I met Helen Graham and members of the York Welfare Campaign group this morning to receive a petition with over 500 signatures on it. The petition was organised by the group in response to the Government’s changes to the Housing Benefit system which mean that many people in York are worse off and unable to pay their rents.
The petition was launched after a report published by Shelter last October confirmed that York is the most unaffordable city in the Yorkshire and Humber region for private rents and average rents are on a par with those in the South East and East of England and not other cities in the north. The report showed that the average rent for a two bedroom house in York is £648 per month and this is unaffordable for people earning the average gross income of £24,738.
In October, I wrote to the Housing Minister to ask him if he would be willing to base his figures for the Local Housing Allowance (which is the figure used to calculate housing benefits) on average rents across York Unitary Authority and not on other parts of the region which have lower rents than in York.
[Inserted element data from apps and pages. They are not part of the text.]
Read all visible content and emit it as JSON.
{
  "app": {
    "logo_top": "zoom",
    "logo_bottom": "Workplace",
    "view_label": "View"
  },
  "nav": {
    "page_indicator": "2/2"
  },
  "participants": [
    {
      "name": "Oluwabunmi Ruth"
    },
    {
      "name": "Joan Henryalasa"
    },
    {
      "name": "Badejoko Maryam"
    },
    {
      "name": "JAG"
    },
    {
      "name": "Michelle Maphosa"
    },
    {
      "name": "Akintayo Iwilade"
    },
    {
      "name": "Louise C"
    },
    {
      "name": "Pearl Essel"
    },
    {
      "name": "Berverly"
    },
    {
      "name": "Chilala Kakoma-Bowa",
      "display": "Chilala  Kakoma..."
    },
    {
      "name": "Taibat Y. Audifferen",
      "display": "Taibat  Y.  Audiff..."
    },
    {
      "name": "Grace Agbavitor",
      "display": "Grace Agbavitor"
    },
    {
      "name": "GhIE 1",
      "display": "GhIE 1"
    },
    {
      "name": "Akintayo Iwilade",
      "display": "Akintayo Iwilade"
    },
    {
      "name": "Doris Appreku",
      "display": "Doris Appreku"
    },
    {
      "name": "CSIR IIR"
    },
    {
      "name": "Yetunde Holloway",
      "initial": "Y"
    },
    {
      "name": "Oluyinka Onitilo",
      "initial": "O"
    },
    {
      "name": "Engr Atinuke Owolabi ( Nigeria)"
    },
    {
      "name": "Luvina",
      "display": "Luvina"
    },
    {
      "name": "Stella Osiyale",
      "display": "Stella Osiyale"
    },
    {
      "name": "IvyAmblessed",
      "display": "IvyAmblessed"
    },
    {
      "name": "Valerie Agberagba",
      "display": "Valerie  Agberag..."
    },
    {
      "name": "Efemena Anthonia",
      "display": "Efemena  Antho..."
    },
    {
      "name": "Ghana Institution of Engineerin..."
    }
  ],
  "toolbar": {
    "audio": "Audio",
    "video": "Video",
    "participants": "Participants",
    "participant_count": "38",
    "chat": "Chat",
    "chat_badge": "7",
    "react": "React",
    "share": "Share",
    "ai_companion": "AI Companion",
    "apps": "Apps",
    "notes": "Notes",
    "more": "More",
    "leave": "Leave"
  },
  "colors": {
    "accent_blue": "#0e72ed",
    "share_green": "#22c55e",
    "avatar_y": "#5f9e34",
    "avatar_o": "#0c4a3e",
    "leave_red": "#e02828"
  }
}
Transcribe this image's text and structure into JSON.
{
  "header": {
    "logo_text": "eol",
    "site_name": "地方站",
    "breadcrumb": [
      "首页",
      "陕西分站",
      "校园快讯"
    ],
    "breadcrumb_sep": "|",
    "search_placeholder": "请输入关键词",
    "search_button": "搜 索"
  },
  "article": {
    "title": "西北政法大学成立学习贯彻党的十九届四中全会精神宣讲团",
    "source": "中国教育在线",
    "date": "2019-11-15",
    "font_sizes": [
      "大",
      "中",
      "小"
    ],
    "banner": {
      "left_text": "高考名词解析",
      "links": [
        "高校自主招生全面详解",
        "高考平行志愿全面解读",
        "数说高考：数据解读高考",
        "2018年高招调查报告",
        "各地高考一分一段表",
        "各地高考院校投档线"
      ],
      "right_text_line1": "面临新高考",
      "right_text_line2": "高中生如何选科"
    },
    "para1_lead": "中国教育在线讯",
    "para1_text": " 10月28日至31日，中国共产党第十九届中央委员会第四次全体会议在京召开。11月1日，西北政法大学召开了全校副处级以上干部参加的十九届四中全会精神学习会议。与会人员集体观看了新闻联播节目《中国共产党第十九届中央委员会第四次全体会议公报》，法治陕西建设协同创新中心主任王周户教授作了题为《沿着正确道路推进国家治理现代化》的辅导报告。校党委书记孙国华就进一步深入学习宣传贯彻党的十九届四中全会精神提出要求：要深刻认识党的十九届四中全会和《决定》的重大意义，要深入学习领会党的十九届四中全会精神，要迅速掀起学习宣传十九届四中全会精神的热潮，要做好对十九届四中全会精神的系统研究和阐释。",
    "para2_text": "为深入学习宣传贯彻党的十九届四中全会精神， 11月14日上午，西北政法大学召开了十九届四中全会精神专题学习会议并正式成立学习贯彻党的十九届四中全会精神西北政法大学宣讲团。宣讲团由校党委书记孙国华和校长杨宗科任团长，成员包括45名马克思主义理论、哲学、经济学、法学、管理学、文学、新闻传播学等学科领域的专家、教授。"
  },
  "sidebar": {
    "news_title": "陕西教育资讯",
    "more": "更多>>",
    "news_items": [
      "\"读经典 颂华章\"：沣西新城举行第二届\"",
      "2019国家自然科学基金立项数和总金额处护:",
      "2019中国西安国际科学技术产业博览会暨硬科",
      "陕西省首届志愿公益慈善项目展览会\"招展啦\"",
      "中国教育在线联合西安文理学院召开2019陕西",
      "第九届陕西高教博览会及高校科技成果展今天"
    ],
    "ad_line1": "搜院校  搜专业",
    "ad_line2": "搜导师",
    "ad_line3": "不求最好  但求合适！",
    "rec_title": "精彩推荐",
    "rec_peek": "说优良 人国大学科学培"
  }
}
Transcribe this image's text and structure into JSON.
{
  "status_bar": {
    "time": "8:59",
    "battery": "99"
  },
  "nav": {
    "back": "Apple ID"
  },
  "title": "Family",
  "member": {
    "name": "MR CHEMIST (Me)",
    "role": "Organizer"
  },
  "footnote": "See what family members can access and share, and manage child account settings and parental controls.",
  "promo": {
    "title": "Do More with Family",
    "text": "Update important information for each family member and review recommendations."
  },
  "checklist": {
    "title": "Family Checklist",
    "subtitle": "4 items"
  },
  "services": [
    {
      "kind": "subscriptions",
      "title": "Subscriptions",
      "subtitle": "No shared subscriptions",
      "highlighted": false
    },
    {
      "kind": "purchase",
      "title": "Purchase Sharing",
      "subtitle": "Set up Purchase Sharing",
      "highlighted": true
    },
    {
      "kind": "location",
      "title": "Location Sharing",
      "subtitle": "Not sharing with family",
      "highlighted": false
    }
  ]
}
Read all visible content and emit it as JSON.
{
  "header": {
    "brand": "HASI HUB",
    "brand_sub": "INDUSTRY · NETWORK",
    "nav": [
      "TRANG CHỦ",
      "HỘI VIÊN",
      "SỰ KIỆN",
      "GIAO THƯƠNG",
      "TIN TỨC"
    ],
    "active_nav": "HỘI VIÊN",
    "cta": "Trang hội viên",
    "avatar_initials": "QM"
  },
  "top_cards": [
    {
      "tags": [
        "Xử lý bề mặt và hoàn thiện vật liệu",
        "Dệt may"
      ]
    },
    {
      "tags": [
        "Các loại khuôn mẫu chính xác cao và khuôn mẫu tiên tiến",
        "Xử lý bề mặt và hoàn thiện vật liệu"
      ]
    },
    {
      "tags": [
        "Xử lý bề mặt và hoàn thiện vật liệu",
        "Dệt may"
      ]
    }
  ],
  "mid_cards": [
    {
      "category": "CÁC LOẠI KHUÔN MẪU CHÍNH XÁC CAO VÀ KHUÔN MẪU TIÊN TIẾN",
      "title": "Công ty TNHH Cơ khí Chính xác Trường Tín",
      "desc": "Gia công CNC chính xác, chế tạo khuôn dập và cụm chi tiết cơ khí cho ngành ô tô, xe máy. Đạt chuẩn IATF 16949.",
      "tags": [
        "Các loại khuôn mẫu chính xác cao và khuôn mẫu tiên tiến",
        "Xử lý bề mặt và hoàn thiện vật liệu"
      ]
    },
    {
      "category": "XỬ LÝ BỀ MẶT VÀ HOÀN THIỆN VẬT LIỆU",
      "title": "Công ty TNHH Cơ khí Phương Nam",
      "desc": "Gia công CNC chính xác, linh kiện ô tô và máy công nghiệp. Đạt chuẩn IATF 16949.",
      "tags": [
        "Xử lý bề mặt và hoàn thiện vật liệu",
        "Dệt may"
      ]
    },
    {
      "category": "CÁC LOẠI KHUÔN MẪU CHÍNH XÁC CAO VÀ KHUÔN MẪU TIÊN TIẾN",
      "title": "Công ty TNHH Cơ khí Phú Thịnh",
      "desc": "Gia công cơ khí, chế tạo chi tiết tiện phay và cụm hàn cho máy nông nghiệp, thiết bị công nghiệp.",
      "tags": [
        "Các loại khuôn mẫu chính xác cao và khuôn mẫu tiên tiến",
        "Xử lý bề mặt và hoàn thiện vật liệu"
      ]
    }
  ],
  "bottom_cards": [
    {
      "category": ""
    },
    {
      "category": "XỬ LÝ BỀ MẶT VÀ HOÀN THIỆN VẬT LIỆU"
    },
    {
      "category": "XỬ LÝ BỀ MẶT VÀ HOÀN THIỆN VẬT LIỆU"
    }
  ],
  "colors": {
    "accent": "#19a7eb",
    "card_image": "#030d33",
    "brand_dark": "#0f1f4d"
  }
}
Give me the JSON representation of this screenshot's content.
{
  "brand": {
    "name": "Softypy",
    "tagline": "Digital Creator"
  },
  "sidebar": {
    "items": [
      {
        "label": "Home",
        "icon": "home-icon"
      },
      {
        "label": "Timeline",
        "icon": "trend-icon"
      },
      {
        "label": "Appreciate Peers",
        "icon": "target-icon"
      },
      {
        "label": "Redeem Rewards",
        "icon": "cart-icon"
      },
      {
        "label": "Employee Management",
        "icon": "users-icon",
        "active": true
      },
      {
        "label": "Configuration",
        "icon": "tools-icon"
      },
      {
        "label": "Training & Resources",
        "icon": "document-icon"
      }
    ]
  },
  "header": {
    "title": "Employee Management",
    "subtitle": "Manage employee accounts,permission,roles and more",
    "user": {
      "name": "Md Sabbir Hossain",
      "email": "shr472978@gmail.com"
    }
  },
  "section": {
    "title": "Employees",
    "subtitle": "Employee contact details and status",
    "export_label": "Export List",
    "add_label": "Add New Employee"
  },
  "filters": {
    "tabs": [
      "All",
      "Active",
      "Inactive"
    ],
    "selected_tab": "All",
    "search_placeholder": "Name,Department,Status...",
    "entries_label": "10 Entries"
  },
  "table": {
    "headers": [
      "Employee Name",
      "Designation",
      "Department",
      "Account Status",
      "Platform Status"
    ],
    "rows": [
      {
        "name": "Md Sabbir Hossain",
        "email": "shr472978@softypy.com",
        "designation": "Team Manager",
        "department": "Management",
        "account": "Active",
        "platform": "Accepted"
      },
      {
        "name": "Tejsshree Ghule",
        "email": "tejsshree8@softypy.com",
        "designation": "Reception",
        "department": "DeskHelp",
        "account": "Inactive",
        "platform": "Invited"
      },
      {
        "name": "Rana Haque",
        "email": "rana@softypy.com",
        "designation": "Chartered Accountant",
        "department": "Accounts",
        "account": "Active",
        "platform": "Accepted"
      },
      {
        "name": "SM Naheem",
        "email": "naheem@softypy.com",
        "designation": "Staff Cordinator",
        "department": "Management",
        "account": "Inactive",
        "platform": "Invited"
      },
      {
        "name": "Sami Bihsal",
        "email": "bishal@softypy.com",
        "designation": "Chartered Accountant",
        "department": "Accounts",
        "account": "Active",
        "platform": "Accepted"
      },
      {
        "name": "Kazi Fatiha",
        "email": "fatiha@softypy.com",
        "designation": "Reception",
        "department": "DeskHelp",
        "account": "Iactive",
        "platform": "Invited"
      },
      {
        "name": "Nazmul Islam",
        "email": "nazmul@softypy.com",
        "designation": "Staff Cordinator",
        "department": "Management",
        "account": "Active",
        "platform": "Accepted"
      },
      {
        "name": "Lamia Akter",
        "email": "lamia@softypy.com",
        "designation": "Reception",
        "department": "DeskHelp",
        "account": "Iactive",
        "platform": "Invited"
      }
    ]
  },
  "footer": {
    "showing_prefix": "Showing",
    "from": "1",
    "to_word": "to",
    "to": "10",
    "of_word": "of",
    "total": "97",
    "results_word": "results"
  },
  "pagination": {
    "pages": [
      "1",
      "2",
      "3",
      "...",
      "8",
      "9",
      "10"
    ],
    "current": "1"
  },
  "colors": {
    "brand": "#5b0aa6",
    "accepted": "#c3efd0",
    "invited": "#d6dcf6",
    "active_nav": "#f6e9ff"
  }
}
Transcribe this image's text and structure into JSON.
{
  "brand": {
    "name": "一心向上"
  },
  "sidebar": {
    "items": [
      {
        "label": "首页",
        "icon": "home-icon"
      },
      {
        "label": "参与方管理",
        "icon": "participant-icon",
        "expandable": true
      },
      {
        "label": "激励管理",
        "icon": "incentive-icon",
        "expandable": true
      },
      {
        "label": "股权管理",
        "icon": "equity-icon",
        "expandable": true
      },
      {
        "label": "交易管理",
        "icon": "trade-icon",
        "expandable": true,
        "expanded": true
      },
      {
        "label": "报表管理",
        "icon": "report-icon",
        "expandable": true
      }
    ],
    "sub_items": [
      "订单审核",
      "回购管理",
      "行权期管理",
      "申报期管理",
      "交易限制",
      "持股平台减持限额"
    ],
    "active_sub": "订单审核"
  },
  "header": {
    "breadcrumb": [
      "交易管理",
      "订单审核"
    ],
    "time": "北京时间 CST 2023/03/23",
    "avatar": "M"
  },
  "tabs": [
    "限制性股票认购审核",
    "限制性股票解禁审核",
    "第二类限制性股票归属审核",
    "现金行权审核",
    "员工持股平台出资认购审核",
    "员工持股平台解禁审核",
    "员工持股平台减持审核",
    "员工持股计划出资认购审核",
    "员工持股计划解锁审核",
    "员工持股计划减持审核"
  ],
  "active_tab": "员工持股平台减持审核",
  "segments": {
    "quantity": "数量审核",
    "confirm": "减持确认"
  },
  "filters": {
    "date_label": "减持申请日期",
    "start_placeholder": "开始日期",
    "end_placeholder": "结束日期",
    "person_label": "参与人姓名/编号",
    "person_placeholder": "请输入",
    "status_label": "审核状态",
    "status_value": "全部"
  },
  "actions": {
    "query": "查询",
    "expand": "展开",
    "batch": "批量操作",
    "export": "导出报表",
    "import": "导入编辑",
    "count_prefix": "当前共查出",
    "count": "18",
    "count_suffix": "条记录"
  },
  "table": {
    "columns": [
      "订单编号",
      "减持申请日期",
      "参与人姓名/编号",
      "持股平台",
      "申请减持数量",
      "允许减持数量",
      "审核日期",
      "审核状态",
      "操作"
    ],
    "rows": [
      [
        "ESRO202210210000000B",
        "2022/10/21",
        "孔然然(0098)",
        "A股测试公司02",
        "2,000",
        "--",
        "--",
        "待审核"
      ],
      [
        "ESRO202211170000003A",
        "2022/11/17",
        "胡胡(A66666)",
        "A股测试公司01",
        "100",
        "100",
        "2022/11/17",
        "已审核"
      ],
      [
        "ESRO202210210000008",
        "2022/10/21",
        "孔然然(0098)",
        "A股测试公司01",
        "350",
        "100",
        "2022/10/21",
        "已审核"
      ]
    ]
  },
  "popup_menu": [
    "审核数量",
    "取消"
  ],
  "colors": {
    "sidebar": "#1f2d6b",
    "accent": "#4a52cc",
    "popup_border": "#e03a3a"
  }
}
The decision to group York with neighbouring towns in the Broad Rental Market Area means that rents in York are unaffordable to the majority of people on housing benefits.
In March, I met Lord Freud, the Minister responsible for Welfare Reform to discuss my concerns. The Minister accepted that there are four cities, Oxford, Cambridge, York and Edinburgh which all have difficulties because they are costly cities with a cheaper hinterland which is used for the calculation of housing benefits. At the meeting the Minister put it to me that people should travel to work in York from neighbouring places such as Easingwold, Tadcaster, Selby, Bubwith and Malton, as rents in these places are cheaper. I argued that this could be feasible for some people during the day but it is not possible for people working early or late shifts before or after the last buses. I also pointed out that the cost of fares is high and for people on a low income, it could force them to give up their job. The Minister acknowledged that he does not yet know the full impact that the changes to the Housing Benefits system will have on York residents and asked me to meet him again later this year when the impact of the Government’s cuts will be better known.
York Welfare Campaign have learned of a number of people who are struggling to pay their rents and they organised the petition which calls upon the Government to change the boundary used to set Housing Benefit levels in York. I agree with them and will ensure that the Minister receives the petition. York needs to be treated as a special case for the calculation of Housing Benefits.